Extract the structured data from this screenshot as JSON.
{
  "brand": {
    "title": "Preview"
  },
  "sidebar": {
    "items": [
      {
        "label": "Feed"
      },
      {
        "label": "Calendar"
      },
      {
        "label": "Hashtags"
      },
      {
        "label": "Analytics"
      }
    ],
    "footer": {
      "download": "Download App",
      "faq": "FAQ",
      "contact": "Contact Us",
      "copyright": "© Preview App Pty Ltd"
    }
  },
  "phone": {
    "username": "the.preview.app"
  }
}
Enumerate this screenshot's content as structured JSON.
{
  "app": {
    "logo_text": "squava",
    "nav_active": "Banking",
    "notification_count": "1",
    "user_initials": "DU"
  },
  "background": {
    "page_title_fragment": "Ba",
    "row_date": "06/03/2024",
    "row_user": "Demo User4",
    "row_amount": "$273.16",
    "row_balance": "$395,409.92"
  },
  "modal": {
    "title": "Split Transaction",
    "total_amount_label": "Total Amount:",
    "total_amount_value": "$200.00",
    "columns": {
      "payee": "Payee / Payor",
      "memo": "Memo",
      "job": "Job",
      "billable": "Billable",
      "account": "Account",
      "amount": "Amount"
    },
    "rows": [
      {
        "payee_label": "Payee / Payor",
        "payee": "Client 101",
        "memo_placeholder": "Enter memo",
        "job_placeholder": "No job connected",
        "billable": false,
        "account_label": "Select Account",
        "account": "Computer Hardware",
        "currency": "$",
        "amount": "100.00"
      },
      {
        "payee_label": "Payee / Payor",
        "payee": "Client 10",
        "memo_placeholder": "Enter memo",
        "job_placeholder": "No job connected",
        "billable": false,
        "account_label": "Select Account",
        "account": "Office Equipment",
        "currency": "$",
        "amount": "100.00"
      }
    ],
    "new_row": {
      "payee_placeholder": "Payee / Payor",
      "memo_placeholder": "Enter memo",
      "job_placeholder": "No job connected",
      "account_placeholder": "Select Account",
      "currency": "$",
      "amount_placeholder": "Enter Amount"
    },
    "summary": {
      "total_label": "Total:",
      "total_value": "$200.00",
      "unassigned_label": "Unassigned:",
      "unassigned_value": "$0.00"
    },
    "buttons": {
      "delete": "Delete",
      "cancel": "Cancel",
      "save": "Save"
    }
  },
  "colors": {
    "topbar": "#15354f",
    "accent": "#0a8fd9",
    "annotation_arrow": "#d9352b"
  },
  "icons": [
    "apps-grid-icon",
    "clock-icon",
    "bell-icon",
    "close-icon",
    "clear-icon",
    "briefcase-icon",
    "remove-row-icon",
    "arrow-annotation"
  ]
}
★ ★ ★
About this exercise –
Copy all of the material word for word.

Output –
Extract the structured data from this screenshot as JSON.
{
  "brand": {
    "title": "Preview"
  },
  "sidebar": {
    "items": [
      {
        "label": "Feed"
      },
      {
        "label": "Calendar"
      },
      {
        "label": "Hashtags"
      },
      {
        "label": "Analytics"
      }
    ],
    "footer": {
      "download": "Download App",
      "faq": "FAQ",
      "contact": "Contact Us",
      "copyright": "© Preview App Pty Ltd"
    }
  },
  "phone": {
    "username": "the.preview.app"
  }
}
Enumerate this screenshot's content as structured JSON.
{
  "app": {
    "logo_text": "squava",
    "nav_active": "Banking",
    "notification_count": "1",
    "user_initials": "DU"
  },
  "background": {
    "page_title_fragment": "Ba",
    "row_date": "06/03/2024",
    "row_user": "Demo User4",
    "row_amount": "$273.16",
    "row_balance": "$395,409.92"
  },
  "modal": {
    "title": "Split Transaction",
    "total_amount_label": "Total Amount:",
    "total_amount_value": "$200.00",
    "columns": {
      "payee": "Payee / Payor",
      "memo": "Memo",
      "job": "Job",
      "billable": "Billable",
      "account": "Account",
      "amount": "Amount"
    },
    "rows": [
      {
        "payee_label": "Payee / Payor",
        "payee": "Client 101",
        "memo_placeholder": "Enter memo",
        "job_placeholder": "No job connected",
        "billable": false,
        "account_label": "Select Account",
        "account": "Computer Hardware",
        "currency": "$",
        "amount": "100.00"
      },
      {
        "payee_label": "Payee / Payor",
        "payee": "Client 10",
        "memo_placeholder": "Enter memo",
        "job_placeholder": "No job connected",
        "billable": false,
        "account_label": "Select Account",
        "account": "Office Equipment",
        "currency": "$",
        "amount": "100.00"
      }
    ],
    "new_row": {
      "payee_placeholder": "Payee / Payor",
      "memo_placeholder": "Enter memo",
      "job_placeholder": "No job connected",
      "account_placeholder": "Select Account",
      "currency": "$",
      "amount_placeholder": "Enter Amount"
    },
    "summary": {
      "total_label": "Total:",
      "total_value": "$200.00",
      "unassigned_label": "Unassigned:",
      "unassigned_value": "$0.00"
    },
    "buttons": {
      "delete": "Delete",
      "cancel": "Cancel",
      "save": "Save"
    }
  },
  "colors": {
    "topbar": "#15354f",
    "accent": "#0a8fd9",
    "annotation_arrow": "#d9352b"
  },
  "icons": [
    "apps-grid-icon",
    "clock-icon",
    "bell-icon",
    "close-icon",
    "clear-icon",
    "briefcase-icon",
    "remove-row-icon",
    "arrow-annotation"
  ]
}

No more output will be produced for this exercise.